Lonely Planet Writer

Paris metro system's iconic white tickets to be phased out in major overhaul

The Paris metro system is getting a massive overhaul, which includes the phasing out of its small white tickets.

The classic Parisian ‘billets’ have been in use since the first train line opened 116 years ago. But now Valérie Pécresse, president of the regional council of Ile-de-France, has declared the tickets to be “a real waste of time and energy.”

Metro Paris.
Metro Paris. Image by Roman Lashkin / CC BY 2.0

Instead, they will be completely replaced with monthly Navigo passes, which have been in use alongside the white tickets since 2001. Soon commuters will also be able to use ‘smart Navigo’ on their mobile phones to scan through the ticket barriers.

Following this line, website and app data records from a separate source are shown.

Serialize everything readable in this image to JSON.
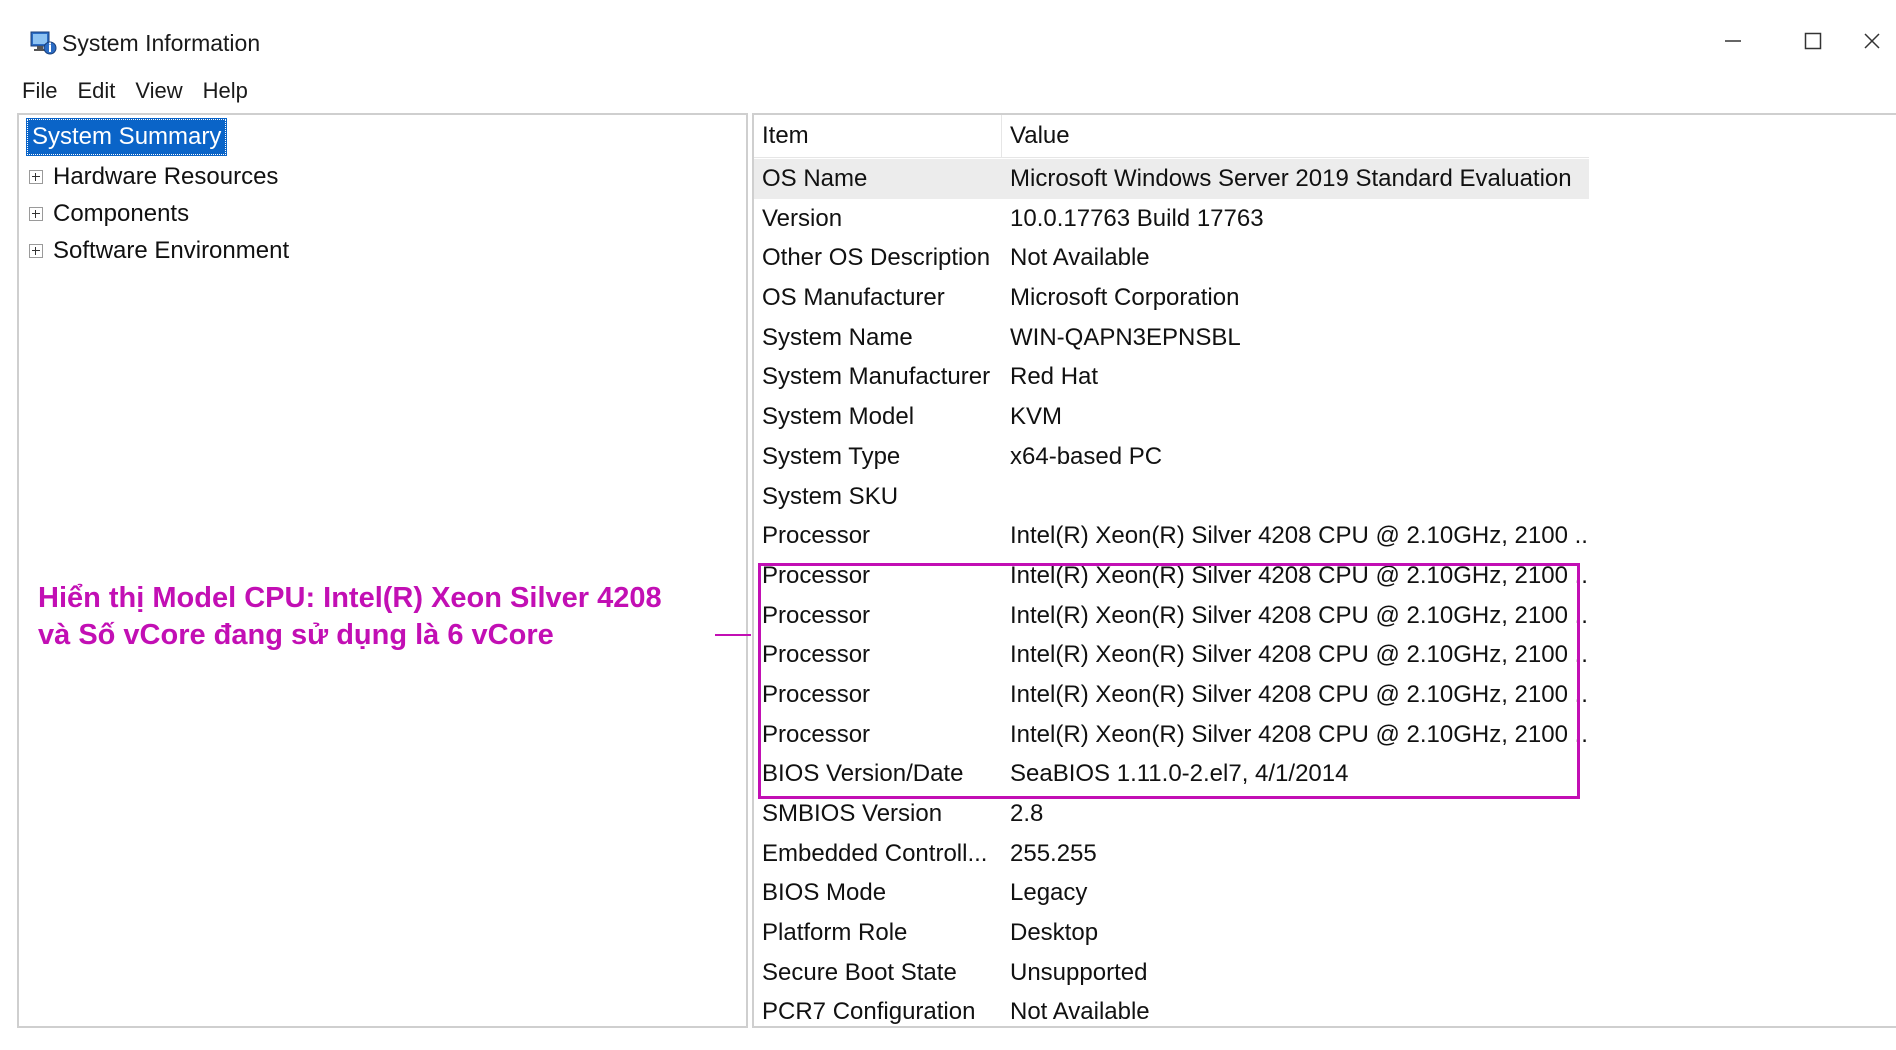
{
  "window": {
    "title": "System Information",
    "icon": "system-information-icon",
    "controls": [
      "minimize-icon",
      "maximize-icon",
      "close-icon"
    ]
  },
  "menu": {
    "items": [
      "File",
      "Edit",
      "View",
      "Help"
    ]
  },
  "tree": {
    "root": "System Summary",
    "nodes": [
      "Hardware Resources",
      "Components",
      "Software Environment"
    ]
  },
  "annotation": {
    "line1": "Hiển thị Model CPU: Intel(R) Xeon Silver 4208",
    "line2": "và Số vCore đang sử dụng là 6 vCore",
    "color": "#c20fb4"
  },
  "list": {
    "columns": [
      "Item",
      "Value"
    ],
    "rows": [
      {
        "item": "OS Name",
        "value": "Microsoft Windows Server 2019 Standard Evaluation"
      },
      {
        "item": "Version",
        "value": "10.0.17763 Build 17763"
      },
      {
        "item": "Other OS Description",
        "value": "Not Available"
      },
      {
        "item": "OS Manufacturer",
        "value": "Microsoft Corporation"
      },
      {
        "item": "System Name",
        "value": "WIN-QAPN3EPNSBL"
      },
      {
        "item": "System Manufacturer",
        "value": "Red Hat"
      },
      {
        "item": "System Model",
        "value": "KVM"
      },
      {
        "item": "System Type",
        "value": "x64-based PC"
      },
      {
        "item": "System SKU",
        "value": ""
      },
      {
        "item": "Processor",
        "value": "Intel(R) Xeon(R) Silver 4208 CPU @ 2.10GHz, 2100 ..."
      },
      {
        "item": "Processor",
        "value": "Intel(R) Xeon(R) Silver 4208 CPU @ 2.10GHz, 2100 ..."
      },
      {
        "item": "Processor",
        "value": "Intel(R) Xeon(R) Silver 4208 CPU @ 2.10GHz, 2100 ..."
      },
      {
        "item": "Processor",
        "value": "Intel(R) Xeon(R) Silver 4208 CPU @ 2.10GHz, 2100 ..."
      },
      {
        "item": "Processor",
        "value": "Intel(R) Xeon(R) Silver 4208 CPU @ 2.10GHz, 2100 ..."
      },
      {
        "item": "Processor",
        "value": "Intel(R) Xeon(R) Silver 4208 CPU @ 2.10GHz, 2100 ..."
      },
      {
        "item": "BIOS Version/Date",
        "value": "SeaBIOS 1.11.0-2.el7, 4/1/2014"
      },
      {
        "item": "SMBIOS Version",
        "value": "2.8"
      },
      {
        "item": "Embedded Controll...",
        "value": "255.255"
      },
      {
        "item": "BIOS Mode",
        "value": "Legacy"
      },
      {
        "item": "Platform Role",
        "value": "Desktop"
      },
      {
        "item": "Secure Boot State",
        "value": "Unsupported"
      },
      {
        "item": "PCR7 Configuration",
        "value": "Not Available"
      }
    ]
  },
  "colors": {
    "selection": "#0a64c8",
    "highlight": "#c20fb4",
    "selected_row": "#ececec"
  }
}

Payment by contactless bank cards and an “intelligent deferred payment system” are also on the cards according to Pécresse,who told Le Journal du Dimanche: “This will be real progress because the current system is so costly: each year [in Paris], five million tickets are demagnetized in wallets or handbags. With new mapping technologies, we will be able to know in real time where the bus, subway or tram is and how long it will take to get to its destination. A new high-tech data platform will be launched covering the entire network, allowing operators and customers to track buses and subway trains in a real-time and predictive way.”

Free WiFi services will be installed in 150 Paris Métro stations by the end of the year too.
The cost of the modernisation project is set to be €400 million over 6 years, but no information has been released about whether this will affect the price of the metro tickets, currently relatively low at €1,80 for a single ticket or a carnet of 10 tickets for €14,10.

The old-style tickets may or may not be missed too badly, but they’ve undoubtedly become an iconic part of Parisian culture over the years. Artist Luc Grateau painted tiny portraits on Métro tickets, building up a series of more than 2000 over his years commuting, The Local reports. They’ve been used for origami Star Wars fighter ships and given makeovers for special events, such as the as the Europride LGBT event in 1997.